> **Task goal**
Below are the records; count the lines in which "databasir" occurs and report only that number.

──────

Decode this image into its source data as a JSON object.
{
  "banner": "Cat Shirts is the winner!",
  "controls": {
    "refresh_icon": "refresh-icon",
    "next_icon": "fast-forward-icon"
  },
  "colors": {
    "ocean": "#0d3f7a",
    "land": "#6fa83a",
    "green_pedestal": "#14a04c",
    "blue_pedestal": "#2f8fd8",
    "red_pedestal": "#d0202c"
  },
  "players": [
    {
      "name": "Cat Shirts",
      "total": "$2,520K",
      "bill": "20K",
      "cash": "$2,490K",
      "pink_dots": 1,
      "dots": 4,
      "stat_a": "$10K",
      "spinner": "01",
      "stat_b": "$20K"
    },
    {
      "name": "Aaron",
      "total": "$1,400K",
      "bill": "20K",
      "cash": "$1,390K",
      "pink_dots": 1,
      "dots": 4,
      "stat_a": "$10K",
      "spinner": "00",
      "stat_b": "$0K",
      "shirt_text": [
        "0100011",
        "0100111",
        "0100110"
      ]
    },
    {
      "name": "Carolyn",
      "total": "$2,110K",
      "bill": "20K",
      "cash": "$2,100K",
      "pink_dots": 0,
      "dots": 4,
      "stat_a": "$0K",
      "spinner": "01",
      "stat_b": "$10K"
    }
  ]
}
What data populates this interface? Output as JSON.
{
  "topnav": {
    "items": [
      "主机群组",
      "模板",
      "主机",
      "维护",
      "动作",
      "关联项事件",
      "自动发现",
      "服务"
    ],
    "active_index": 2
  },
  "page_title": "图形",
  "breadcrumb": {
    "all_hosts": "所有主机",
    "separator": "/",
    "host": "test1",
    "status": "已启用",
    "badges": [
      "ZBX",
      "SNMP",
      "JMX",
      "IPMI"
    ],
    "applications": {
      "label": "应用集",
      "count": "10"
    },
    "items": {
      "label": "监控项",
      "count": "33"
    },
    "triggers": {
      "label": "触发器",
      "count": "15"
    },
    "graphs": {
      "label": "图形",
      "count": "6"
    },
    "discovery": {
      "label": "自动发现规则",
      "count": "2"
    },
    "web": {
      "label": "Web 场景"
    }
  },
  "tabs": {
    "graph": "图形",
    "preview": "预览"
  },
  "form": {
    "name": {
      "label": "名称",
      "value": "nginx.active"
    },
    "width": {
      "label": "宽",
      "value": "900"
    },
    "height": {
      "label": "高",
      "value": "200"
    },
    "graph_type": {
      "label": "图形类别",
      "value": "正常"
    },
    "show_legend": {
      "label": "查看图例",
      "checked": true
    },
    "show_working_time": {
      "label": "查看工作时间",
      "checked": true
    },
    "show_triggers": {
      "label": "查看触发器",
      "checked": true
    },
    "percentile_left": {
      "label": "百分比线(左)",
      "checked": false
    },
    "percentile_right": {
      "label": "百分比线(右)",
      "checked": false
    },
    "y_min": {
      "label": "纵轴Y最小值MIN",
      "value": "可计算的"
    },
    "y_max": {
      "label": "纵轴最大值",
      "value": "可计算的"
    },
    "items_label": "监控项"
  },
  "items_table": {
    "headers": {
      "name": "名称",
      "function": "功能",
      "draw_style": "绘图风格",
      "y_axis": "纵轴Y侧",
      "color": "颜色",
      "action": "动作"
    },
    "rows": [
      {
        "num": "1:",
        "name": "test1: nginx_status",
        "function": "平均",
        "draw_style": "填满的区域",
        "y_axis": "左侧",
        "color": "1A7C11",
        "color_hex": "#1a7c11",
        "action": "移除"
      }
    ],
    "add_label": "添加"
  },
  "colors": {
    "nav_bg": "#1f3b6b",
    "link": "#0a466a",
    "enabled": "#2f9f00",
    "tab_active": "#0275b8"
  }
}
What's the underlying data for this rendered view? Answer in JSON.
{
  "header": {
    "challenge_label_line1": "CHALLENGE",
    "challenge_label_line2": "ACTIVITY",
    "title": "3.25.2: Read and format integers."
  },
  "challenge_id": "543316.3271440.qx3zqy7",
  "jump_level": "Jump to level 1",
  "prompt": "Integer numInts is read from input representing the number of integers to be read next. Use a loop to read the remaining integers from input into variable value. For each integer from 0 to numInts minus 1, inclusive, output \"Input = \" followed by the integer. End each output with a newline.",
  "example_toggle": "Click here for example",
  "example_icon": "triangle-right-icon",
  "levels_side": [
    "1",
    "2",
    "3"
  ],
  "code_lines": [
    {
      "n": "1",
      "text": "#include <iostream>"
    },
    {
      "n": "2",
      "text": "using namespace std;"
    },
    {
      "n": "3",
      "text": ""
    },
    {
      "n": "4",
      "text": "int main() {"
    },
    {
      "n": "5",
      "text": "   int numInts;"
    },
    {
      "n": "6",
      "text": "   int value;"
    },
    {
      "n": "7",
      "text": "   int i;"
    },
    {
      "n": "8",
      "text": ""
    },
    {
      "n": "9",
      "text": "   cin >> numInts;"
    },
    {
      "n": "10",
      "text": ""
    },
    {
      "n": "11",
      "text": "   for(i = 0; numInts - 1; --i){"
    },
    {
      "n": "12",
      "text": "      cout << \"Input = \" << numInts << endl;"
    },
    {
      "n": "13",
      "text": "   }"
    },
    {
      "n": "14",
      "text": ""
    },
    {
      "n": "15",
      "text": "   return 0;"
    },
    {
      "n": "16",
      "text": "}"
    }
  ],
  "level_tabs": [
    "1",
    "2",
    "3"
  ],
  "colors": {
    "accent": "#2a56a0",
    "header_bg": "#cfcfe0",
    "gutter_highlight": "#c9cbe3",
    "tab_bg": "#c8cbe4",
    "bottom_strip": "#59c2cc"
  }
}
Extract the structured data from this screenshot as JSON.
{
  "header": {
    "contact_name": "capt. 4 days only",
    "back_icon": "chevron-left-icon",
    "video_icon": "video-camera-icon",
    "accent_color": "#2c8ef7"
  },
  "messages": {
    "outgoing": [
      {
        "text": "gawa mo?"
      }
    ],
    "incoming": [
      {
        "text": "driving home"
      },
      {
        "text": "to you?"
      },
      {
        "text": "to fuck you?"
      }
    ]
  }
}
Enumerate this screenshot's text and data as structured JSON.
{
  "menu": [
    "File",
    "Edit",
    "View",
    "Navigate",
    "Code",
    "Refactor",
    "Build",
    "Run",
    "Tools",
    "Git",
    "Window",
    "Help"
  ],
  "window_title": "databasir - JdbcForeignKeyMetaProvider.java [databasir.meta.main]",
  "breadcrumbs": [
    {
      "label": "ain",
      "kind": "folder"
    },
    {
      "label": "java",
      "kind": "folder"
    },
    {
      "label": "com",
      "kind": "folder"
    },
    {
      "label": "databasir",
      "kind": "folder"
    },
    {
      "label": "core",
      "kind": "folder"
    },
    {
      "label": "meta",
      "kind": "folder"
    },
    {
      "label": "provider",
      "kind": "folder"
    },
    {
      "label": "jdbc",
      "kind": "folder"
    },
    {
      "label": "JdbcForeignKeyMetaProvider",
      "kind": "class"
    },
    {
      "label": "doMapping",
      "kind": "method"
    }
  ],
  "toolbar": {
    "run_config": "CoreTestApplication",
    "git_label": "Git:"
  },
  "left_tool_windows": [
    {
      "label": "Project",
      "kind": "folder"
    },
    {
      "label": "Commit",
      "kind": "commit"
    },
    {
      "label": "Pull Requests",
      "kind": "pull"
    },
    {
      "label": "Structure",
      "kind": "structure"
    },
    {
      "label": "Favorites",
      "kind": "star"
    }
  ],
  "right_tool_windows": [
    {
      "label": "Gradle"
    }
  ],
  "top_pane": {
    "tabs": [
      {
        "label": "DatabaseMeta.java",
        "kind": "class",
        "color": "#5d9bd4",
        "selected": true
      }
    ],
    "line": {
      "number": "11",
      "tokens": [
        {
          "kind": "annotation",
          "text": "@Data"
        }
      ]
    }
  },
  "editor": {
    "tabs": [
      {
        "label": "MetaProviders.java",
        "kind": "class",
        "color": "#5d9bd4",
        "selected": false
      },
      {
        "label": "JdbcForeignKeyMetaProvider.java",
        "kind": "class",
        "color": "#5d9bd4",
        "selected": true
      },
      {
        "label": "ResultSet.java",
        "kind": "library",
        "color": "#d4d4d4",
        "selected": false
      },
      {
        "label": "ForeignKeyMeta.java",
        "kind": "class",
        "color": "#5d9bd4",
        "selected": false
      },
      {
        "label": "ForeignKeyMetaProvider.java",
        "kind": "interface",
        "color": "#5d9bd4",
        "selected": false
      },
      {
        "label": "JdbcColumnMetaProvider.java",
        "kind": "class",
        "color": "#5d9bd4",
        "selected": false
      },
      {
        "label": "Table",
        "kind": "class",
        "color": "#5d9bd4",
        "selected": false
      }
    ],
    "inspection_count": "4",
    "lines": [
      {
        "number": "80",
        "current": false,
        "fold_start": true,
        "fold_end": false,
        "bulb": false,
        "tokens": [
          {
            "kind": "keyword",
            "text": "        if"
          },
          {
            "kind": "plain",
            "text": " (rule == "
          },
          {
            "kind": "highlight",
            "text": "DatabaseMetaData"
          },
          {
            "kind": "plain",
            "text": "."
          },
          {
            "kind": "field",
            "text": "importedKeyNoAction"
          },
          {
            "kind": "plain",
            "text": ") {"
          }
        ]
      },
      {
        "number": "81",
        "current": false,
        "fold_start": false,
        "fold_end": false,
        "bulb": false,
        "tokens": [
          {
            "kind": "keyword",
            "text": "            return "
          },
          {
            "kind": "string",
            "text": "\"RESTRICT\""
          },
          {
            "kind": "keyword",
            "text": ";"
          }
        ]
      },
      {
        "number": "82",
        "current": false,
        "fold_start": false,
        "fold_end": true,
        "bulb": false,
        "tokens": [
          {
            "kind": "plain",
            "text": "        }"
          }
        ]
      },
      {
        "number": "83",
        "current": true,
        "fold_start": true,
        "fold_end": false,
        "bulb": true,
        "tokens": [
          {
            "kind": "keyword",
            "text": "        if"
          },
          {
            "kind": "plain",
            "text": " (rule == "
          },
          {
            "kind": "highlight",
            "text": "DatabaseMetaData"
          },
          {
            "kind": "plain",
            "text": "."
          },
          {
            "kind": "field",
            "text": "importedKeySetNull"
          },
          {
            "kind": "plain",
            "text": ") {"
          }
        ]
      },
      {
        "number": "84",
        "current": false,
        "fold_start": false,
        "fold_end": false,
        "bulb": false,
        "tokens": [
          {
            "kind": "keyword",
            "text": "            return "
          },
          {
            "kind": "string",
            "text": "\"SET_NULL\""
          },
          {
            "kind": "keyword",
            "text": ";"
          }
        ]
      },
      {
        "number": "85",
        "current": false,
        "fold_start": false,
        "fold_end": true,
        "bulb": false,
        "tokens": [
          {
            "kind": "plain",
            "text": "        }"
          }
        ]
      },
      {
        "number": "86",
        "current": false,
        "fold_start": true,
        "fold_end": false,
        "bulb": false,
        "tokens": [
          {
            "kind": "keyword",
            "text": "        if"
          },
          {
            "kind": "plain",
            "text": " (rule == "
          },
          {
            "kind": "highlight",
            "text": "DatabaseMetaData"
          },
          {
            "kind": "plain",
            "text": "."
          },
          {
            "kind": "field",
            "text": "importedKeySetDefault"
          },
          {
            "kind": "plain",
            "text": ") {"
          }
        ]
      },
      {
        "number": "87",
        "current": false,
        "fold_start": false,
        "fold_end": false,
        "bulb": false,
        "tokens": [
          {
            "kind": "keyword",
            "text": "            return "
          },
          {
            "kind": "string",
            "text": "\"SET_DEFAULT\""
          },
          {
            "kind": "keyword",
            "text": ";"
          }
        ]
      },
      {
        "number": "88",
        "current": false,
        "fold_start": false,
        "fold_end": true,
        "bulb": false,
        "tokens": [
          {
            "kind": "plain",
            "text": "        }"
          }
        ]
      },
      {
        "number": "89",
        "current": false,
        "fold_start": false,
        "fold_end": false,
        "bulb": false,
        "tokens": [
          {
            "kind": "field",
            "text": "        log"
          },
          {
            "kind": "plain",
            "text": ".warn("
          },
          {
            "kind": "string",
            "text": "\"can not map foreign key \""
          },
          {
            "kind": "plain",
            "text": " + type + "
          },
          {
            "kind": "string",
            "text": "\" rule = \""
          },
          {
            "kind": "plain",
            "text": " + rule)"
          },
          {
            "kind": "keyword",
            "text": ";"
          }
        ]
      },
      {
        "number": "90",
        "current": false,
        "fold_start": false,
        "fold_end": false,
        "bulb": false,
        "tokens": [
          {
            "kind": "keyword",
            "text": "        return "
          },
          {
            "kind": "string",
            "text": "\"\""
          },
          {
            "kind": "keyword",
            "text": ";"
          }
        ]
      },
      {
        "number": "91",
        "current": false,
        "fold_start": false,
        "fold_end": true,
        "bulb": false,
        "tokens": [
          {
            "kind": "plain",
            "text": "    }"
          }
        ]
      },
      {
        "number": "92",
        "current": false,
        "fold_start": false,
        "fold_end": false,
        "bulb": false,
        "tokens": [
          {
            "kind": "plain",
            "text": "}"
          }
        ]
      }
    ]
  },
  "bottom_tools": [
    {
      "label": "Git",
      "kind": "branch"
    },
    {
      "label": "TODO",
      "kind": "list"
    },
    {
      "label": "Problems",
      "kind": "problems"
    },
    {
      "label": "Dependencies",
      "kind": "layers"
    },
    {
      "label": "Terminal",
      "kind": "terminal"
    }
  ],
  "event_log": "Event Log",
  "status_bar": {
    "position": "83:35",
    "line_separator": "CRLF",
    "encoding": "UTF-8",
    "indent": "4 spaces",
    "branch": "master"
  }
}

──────

> **Final answer**
2